Opening in 1462 in Wallachia, we see Prince Vlad Dracula (wearing the absolute weirdest armor I've ever seen on screen), leading his forces against the invading Ottoman Empire. It takes place in a weird shadow puppetry sequence, where most of what happens is hidden in shadow. I guess saves the budget on a big battle scene. He has just been married to his one true love Elisabeta. However, upon his victory the Turks send her false news of his death, in grief she kills herself and Vlad, enraged at priests telling him because she committed suicide her soul is damned, renounces his faith and stabs the crucifix. Oddly, it bleeds literal blood, lots of it, and he drinks it, attaining his evil immortality.

So that's how you make a deal with the devil.

Sunday, 14 October 2018

And Then There Were None

As it is Halloween, I've been pursuing some spooky reads in my spare time and just plowed through the delightfully suspenseful Agatha Christie novel, And Then There Were None. Originally published in 1939, it became Agatha Christie's most popular novel and one of the best selling novels of all time with over 100 million copies published.

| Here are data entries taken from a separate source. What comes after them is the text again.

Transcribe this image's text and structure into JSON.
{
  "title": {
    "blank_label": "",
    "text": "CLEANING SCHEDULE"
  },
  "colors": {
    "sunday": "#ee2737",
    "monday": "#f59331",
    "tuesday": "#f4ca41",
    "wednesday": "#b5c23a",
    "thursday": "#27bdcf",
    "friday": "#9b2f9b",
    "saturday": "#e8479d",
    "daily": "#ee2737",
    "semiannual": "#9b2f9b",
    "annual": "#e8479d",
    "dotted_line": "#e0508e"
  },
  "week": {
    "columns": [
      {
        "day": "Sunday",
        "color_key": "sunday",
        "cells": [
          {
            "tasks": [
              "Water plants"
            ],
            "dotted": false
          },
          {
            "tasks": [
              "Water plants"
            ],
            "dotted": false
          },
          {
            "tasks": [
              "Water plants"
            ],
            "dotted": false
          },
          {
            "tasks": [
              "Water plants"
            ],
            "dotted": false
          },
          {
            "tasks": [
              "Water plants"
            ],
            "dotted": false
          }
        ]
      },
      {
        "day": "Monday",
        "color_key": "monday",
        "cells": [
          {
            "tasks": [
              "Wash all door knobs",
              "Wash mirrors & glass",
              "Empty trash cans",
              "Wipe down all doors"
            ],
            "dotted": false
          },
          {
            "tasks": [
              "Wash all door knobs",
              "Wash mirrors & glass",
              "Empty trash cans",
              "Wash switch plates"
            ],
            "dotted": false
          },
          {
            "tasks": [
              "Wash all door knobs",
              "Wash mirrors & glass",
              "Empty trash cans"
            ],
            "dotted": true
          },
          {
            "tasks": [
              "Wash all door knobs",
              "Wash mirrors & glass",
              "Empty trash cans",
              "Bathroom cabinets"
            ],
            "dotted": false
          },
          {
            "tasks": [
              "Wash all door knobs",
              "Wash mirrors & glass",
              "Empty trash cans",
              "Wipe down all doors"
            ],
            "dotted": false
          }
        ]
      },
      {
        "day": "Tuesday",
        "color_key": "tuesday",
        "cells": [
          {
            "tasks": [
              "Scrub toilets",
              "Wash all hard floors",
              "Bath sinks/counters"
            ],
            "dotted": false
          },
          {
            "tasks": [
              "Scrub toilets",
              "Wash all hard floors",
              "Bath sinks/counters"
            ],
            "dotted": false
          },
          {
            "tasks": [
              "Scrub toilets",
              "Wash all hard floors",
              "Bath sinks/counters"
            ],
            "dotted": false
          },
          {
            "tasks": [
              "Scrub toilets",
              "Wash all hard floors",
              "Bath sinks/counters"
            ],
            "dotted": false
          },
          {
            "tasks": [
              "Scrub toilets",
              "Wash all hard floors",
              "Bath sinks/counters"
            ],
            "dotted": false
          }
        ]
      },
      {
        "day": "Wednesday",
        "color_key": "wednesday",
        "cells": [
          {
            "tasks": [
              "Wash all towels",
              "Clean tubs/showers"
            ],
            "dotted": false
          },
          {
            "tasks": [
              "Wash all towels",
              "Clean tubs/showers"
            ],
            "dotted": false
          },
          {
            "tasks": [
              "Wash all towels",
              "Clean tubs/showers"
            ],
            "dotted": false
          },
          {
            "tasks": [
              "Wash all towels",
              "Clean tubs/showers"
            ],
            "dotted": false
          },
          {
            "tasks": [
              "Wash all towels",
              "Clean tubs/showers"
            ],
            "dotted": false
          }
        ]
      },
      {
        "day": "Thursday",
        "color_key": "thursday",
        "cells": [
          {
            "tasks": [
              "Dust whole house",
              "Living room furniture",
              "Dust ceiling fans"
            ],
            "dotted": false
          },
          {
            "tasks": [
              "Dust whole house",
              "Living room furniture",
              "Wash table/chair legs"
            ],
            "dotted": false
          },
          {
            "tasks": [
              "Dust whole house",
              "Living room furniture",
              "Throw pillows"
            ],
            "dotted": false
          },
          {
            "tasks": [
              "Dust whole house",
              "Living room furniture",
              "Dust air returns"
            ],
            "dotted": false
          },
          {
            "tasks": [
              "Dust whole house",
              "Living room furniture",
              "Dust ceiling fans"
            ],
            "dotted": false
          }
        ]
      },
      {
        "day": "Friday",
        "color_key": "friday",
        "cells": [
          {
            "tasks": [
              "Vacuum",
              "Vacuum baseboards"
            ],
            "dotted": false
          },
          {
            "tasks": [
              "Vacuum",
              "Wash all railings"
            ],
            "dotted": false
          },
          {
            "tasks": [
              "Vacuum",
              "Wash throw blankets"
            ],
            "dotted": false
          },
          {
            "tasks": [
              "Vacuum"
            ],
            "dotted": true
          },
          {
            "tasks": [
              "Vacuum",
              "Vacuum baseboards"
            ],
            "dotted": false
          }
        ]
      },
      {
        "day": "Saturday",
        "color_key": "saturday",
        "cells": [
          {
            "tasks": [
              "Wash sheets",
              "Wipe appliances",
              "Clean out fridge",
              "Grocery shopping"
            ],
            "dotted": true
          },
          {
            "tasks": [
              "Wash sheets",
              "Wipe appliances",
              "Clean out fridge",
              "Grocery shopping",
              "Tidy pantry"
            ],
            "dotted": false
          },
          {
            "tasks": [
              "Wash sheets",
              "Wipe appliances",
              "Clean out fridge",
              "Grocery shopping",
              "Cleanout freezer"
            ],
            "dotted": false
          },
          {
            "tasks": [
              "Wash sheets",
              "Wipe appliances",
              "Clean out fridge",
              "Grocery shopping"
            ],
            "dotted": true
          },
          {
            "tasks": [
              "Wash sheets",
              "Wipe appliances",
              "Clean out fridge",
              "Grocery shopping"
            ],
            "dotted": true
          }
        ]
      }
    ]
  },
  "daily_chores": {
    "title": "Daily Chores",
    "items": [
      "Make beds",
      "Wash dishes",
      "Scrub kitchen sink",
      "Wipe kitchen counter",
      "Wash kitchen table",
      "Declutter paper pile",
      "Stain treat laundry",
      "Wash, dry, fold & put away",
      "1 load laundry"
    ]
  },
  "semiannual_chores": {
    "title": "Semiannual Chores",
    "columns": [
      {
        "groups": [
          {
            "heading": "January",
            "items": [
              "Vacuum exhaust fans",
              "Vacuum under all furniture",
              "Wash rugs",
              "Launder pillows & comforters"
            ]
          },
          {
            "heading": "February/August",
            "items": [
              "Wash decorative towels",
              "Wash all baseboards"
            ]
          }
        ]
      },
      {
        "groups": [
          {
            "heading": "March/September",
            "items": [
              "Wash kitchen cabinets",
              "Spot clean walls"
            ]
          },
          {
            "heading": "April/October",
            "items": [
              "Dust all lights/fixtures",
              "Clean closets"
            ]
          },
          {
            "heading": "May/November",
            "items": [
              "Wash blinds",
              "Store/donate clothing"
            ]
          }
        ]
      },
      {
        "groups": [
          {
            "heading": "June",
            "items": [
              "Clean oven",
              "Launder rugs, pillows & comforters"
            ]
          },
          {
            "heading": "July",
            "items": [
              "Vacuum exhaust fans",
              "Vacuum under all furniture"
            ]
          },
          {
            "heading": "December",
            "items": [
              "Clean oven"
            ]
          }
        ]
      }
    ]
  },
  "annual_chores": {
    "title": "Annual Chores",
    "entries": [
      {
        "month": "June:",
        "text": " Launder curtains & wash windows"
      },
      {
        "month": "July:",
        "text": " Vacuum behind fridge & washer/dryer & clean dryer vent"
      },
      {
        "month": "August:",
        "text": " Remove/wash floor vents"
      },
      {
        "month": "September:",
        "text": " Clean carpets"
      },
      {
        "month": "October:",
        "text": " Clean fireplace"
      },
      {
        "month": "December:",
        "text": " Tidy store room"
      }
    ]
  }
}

The set up is deliciously simple. Ten strangers are invited to the mansion of an eccentric millionaire in August at some point in the 1930s. While they do not know each other, they have all been contacted by an acquaintance knowing details about their lives, little do they know that this is no ordinary acquaintance. The mansion, set on the foreboding and isolated Indian Island, is the most modern in Britain, with all the comforts of home one could ask for off the coast of Devon. As they arrive, queer things begin to take shape, as no one understands quite how they've all gotten there.

Quaint as the mansion is, they are all struck by the strangeness of their situation, with a mysterious poem involving Ten Little Indians enshrined above each of their beds. Soon however, they are all confronted with horrible secrets from their pasts, and it becomes clear everyone there is hiding something. Worst of all, one of them may be a killer.

Now obviously, I cannot tell much more without fear of spoilers, but I must say that the story is set up very compellingly. With all the dark secrets each character holds, and their unique traits and individual sins you have both a hard time sympathizing with them, but getting to know them you begin to hope they don't die. It's a clever and ghoulish idea when you get down to it.

Christie does a bang up job of capturing the isolation and desperation the characters feel as the dread inevitable begins to set in. They have no way off the island, no way to contact the outside world, and no idea who is stalking them in their tiny prison.

As well, the growing paranoia and desperation amongst the characters is fascinating to watch. Otherwise reasonable individuals become hysterical, and murmuring, plotting, and suspicion set in as it becomes clear no one can be trusted. Despite thin veneers of polite civility, as their numbers dwindle, those imprisoned on the island cannot help but turn on and to each other in hope of safety.

Exploring the increasingly desperate psyches of these guilty persons as they each end up coming out about their own pasts is fascinating. The struggle to survive and the hope of getting off the island will ensure that readers are sucked in and tear through this piece. It's a psychological thriller at its finest, and one which I would highly recommend to anyone who loves the genre.

The ending of course, has a fantastic twist, one which more astute readers may figure out early on. I can assure you though, you will find it very satisfying and spooky.

Though the original title Ten Little N---ers is deemed (correctly) far too offensive for today's market, it is apropos of the time period it was written, and anyone seeing copies with that title should't balk it just for that. In spite of that, the book has become Christie's best selling work and her most adapted, even above those of the venerable Hugo Poirot. With a genuinely unique mystery and setting that will strain the reader who attempts to figure it out, its no wonder it has sold so well for decades. The most modern adaption is the 2015 BBC version, which for those who haven't read the book and prefer to watch, I would recommend for its amazing cast and closeness to the original novel.

Until next time, be wary of accepting strange invitations to fantastic locations!